Hershey, Pa. --- New research finds that 9 percent of surface coal miners in the bituminous coal regions of western Pennsylvania have silicosis. The study also found that of surface coal miners who worked as drillers more than 20 years, 61 percent had silicosis.
The research titled, "Screening for Silicosis in Surface Coal Miners," was presented in April at the 1998 International Conference of the American Thoracic Society and the American Lung Association in Chicago, Ill., by John L. Stauffer, M.D., professor of medicine at Penn State's College of Medicine. Stauffer is also a pulmonary and critical care physician for the Penn State Geisinger Health System.
"In order to mine surface coal, workers have to go through a layer of soil and rock. As they blast and drill through this layer, miners are exposed to rock dust before they get to the coal," says Stauffer. "Fortunately, most of the abnormalities detected on the chest x-rays were in the very early stages. But we are concerned about those surface miners who could face the risk of progressive disease."
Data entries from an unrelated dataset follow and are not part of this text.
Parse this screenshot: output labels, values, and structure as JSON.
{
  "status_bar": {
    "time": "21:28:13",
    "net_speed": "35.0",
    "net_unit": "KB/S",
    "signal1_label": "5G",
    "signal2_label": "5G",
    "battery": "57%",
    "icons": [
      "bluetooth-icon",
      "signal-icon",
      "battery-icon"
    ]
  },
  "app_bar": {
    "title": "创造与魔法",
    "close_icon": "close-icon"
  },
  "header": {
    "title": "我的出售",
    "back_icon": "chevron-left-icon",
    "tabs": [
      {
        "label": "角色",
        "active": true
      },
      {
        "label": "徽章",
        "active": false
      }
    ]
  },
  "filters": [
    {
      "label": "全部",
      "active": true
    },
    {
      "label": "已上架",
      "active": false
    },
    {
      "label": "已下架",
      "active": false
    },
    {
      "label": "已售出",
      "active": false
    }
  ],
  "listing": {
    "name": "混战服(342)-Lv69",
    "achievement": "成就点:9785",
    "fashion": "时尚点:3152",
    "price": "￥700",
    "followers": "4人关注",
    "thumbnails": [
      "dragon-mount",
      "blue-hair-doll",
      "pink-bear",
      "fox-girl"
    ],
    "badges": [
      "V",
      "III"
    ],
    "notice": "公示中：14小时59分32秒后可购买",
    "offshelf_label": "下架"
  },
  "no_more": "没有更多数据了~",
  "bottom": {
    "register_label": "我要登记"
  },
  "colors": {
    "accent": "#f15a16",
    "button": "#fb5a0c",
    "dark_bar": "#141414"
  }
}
Silicosis is a chronic, incurable and potentially fatal lung disease caused by occupational exposure to inhaled silica dust. It is estimated there are about 3,300 surface miners of bituminous coal in western Pennsylvania. This research evaluated 667 surface miners who volunteered for the study. Each miner was given a chest X-ray and a breathing test, and answered questions related to demographics, medical and work histories, smoking behavior, respiratory symptoms, and safety awareness practices.
"Silicosis has killed more people in Pennsylvania than any other state.
The results of this study demonstrate that silicosis is prevalent in surface
coal miners in western Pennsylvania and suggest the need for increased
environmental controls and safety practices to help reduce the risk of acquiring
silicosis. This disease is preventable," states Stauffer. "Our results also ma
Contact: Leilyn Perri